Many have sought to link the Ukraine crisis to the security situation in East Asia. Voices have been heard warning that China might follow suit in local territorial disputes, while others argue that due to its own internal problems it will stay quiet. But due to China’s favorable present global position, it can still balance verbal support of sovereignty and nonviolent solutions outside East Asia while remaining assertive in the region. It is thus unlikely to change its regional posture in the near future.
Unlike its regional rivals China has avoided tying down some of its capabilities away from East Asian focal points, and won a 400 billion USD gas deal with Russia (likely at very good conditions) in the process. When it comes to Ukraine, both Russia and the West have tried to woo China and have interpreted the country’s maneuvers as being favorable to their own side. China, however, has stayed mostly neutral, and this has allowed it to demand concessions from both sides.
With the annexation of Crimea, Russia put itself at odds with the West, and China’s (limited) backing has basically become Russia’s life support. Western countries, who feel huge economic interdependence on China and clearly do not want to enter another major Cold War with the combined bloc of Russia and China, will think twice when trying to push China’s buttons. Under these conditions, the all-weather support for China’s rivals in territorial disputes will not be seen by the West as a way of motivating China to stay neutral or even to change sides. Perceptions of regional order will shift in China‘s favor accordingly.

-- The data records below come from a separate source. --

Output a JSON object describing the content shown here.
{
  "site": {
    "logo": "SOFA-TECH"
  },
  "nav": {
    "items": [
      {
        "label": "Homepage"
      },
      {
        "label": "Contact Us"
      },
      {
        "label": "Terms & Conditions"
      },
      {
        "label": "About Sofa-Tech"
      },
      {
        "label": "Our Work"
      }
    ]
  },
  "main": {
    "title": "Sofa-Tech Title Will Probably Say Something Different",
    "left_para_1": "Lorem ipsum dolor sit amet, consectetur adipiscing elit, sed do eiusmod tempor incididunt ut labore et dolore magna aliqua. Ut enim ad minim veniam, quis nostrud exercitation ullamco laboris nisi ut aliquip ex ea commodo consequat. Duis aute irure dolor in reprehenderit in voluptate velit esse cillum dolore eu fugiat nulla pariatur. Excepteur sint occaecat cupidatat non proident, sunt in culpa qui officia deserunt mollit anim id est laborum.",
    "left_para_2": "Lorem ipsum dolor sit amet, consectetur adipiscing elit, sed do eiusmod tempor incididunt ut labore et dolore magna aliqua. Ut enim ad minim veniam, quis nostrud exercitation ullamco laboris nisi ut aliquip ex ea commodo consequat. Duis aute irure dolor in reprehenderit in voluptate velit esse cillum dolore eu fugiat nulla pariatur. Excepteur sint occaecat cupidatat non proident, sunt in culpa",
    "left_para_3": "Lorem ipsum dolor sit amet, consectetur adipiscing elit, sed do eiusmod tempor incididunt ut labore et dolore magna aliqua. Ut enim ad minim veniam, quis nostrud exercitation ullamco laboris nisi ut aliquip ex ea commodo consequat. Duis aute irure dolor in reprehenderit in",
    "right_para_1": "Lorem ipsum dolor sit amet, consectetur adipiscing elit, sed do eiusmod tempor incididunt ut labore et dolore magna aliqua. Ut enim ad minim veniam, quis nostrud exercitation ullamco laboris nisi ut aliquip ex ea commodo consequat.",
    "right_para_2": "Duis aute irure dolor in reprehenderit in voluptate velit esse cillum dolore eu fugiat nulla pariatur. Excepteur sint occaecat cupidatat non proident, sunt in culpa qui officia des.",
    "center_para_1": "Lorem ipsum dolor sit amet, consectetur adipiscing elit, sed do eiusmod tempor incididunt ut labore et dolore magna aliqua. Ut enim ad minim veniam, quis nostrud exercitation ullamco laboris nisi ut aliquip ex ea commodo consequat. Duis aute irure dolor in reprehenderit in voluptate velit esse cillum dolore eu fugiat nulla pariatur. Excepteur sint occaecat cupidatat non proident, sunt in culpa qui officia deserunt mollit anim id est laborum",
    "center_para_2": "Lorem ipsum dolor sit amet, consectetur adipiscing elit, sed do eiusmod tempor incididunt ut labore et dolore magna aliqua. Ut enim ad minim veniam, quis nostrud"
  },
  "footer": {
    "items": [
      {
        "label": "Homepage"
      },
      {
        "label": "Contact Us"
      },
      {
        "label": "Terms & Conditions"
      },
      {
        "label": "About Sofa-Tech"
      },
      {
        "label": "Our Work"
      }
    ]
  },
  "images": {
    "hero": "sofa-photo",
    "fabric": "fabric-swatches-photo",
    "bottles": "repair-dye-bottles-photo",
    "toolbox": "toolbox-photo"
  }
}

However the type of precedence that the Crimean case presents must now also be differentiated from the disputes in Asia: a region (Crimea) originally recognized as the territory of one country (Ukraine) by everyone (including Russia) was annexed by the latter. The territorial conflicts in South and East China Seas are clearly not comparable cases, nor is Taiwan – they all presently territories which China claims to own, unlike Russia’s previous public view on Crimea. A far more appropriate comparable scenario in Asia would be that of China annexing the Russian Far East, or territories in the Southeast Asian countries, using the pretext of the protection of ethnic Chinese in those regions. While we cannot obviously discard these scenarios in the distant future, at present they are rather unrealistic.
Many of the countries in East Asia did not abandon Russia entirely. Even the strongest regional criticism from Japan falls short when compared to the response from West. A possible explanation would be that the countries in the region interpreted the weight of the first two dimensions of power (state capabilities and structural position) as prevailing against Ukraine. But they are also not willing to openly criticize Russia if it means balancing against China in Asia. The situation China therefore finds itself in seems rather ideal. It has pursued a combination of policies that include lip-service for sovereignty, neutrality and peaceful solutions when it comes to non-essential issues far away from its core region of East Asia, combined with sophisticated assertiveness on its own door-step and “salami-slicing” tactics in its local territorial disputes. There is every reason to expect that it will continue with the policies that brought it to the favorable position it presently enjoys. China is thus unlikely to pursue any significant policy shifts in the near future – neither toward all-out annexations nor toward significantly downgrading its assertive regional posture.
Author: Richard Turcsányi
The article was originally published on Atlantic-community.org